Skip navigation

We were spending a long long weekend here in Chamonix. After we checked in at the Hotel Le Morgane, we went out for a stroll. Just off the center of town, is the town church.  A wedding ceremony was to start half an hour later when we walked inside.  Unlike many churches I have been to in Europe, this one is cheerful with the chandeliers, fresh flowers and bright gold leaves. Partly because, I think, this church is not ancient.

Next to the church on one side is the tourism office.  Apparently, so many Japanese tourists visit Chamonix that they have a part-time French lady who speaks fluent Japanese to assist at the tourism office.

On the other side is an institution unique to this place.  It is the office of the Compagnie des Guides de Chamonix, founded in 1821, reputedly the oldest mountain guide organization in the world.  From the Maison de La Montagne, you can hire walking guide or mountain guide for 1 or more days (300 euro per day) who will help you equip, teach you climbing and survival at high altitude, go with you on hikes including up to Mount Blanc and rescue you if necessary.  The guides looked hyperfit and superequiped with walkie talkie, ropes, etc.

The town has many local specialities store, selling produce from the Haute -Savoie area.  Saucissons being one (some made from wild boar, and many with various types of nuts and mushrooms), cheeses another (Tomme, Reblochon and Beaufort), and herbal liquors another (Chartreuse, and various eau de vie).

At  Maison Richard et Côté Macarons – we had coffee and sampled some new flavors.  The macarons were so attractively displayed that several Japanese tour groups had to stop and go gaga over it.

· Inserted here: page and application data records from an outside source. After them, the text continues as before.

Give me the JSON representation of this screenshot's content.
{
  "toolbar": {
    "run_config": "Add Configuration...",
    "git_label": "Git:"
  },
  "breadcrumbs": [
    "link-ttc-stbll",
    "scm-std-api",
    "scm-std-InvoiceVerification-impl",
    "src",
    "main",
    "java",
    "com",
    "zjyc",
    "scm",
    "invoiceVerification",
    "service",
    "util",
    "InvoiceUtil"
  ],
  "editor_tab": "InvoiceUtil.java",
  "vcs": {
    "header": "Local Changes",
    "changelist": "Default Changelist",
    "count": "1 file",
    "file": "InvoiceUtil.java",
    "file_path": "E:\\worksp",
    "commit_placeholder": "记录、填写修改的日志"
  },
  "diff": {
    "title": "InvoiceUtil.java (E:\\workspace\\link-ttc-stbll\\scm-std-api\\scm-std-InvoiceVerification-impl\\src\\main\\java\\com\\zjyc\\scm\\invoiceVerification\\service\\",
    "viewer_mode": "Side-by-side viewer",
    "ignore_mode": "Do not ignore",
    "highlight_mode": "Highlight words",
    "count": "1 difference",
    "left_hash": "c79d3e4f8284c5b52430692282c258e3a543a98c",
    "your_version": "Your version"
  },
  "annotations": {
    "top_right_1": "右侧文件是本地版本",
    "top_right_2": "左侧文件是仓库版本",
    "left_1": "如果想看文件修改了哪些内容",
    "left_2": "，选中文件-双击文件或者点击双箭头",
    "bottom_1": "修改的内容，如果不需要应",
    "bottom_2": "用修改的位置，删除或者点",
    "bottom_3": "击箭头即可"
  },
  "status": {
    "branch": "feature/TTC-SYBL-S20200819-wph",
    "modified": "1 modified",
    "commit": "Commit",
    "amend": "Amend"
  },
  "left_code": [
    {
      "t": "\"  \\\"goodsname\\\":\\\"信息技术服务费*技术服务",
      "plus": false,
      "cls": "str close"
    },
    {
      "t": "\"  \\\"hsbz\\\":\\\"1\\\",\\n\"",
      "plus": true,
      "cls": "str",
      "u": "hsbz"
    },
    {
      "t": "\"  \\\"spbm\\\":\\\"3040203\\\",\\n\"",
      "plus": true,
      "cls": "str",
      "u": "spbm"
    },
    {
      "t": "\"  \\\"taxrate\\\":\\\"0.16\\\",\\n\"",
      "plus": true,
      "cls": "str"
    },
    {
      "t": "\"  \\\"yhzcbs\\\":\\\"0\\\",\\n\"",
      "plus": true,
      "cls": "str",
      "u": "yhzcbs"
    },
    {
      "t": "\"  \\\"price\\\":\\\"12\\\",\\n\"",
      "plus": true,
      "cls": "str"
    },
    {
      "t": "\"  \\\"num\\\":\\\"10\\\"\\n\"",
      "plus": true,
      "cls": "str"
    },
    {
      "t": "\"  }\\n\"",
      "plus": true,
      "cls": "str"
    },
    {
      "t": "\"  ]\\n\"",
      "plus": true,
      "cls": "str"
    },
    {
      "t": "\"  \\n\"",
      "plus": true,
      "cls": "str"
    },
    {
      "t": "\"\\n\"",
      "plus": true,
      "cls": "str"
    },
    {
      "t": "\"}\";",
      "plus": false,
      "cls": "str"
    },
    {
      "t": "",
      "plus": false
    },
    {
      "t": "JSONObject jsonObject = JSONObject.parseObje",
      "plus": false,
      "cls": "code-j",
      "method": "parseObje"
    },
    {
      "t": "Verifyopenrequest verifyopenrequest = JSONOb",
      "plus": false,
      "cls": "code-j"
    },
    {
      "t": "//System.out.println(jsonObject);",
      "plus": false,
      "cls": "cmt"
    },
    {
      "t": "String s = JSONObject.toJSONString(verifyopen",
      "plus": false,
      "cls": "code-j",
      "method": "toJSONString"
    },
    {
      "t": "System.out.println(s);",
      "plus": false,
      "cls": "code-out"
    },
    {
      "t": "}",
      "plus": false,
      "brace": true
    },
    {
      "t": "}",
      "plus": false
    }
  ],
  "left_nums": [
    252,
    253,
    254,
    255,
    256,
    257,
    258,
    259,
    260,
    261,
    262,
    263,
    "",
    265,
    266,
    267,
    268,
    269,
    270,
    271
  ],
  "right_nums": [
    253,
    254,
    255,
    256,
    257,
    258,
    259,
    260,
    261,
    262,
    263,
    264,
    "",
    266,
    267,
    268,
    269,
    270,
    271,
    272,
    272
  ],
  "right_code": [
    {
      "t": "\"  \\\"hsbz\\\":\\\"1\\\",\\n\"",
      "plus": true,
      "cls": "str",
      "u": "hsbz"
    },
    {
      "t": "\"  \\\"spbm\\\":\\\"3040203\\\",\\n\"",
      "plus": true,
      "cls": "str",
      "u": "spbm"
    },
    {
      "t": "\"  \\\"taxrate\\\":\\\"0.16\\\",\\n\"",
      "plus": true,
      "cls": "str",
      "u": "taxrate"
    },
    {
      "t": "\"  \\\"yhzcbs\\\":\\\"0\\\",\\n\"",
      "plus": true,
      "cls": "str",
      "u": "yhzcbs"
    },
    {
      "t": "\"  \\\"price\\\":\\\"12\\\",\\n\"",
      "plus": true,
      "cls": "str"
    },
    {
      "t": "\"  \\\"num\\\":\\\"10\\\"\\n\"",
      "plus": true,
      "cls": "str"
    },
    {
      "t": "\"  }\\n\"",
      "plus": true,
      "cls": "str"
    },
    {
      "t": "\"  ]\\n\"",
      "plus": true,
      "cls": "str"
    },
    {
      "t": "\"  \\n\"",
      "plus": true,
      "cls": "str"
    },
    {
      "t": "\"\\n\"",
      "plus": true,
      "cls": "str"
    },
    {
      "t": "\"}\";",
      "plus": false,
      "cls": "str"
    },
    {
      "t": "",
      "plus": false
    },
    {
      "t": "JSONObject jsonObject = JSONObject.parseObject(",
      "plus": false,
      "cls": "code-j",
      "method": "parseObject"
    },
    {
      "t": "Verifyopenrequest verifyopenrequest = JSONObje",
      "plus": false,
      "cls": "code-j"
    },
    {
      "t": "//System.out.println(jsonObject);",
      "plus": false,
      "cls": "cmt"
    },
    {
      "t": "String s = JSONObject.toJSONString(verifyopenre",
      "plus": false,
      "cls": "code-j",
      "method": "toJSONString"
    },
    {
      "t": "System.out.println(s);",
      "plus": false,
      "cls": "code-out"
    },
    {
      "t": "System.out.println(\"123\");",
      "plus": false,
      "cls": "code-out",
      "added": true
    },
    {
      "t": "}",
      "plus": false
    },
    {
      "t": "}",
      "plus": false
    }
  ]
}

Other shops in town …

The river, Arve, runs through the town – fast and furious.  It looked as if it was boiling at dusk, I wondered about how the mist was formed.  The flow rate noticeably changed from morning to evening. Sue thought the change was due to the sun melting the snow at high altitude which arrived in town towards the end of the day.

A small local train also runs through the town. It was free for all overnight visitors.  And also SNCF which connects Chamonix to the rest of the country. Officially, the Chamonix-Mont Blanc valley (Pays du Mont-Blanc) contains the villages of (from the west to east) Servoz, Les Houches, Chamonix-Mont Blanc, Argentiere, and Vallorcine.  These villages all lie at the bottom of the valley and each has a number of mountain train, téléphériques (aerial tramway), télécabines (cable car), télésièges (ski lift with seat) and téléskis (ski lift that pulls) that take visitors up the mountain on either sides. 

Advertisements

Leave a Reply

Fill in your details below or click an icon to log in:

WordPress.com Logo

You are commenting using your WordPress.com account. Log Out / Change )

Twitter picture

You are commenting using your Twitter account. Log Out / Change )

Facebook photo

You are commenting using your Facebook account. Log Out / Change )

Google+ photo

You are commenting using your Google+ account. Log Out / Change )

Connecting to %s

%d bloggers like this: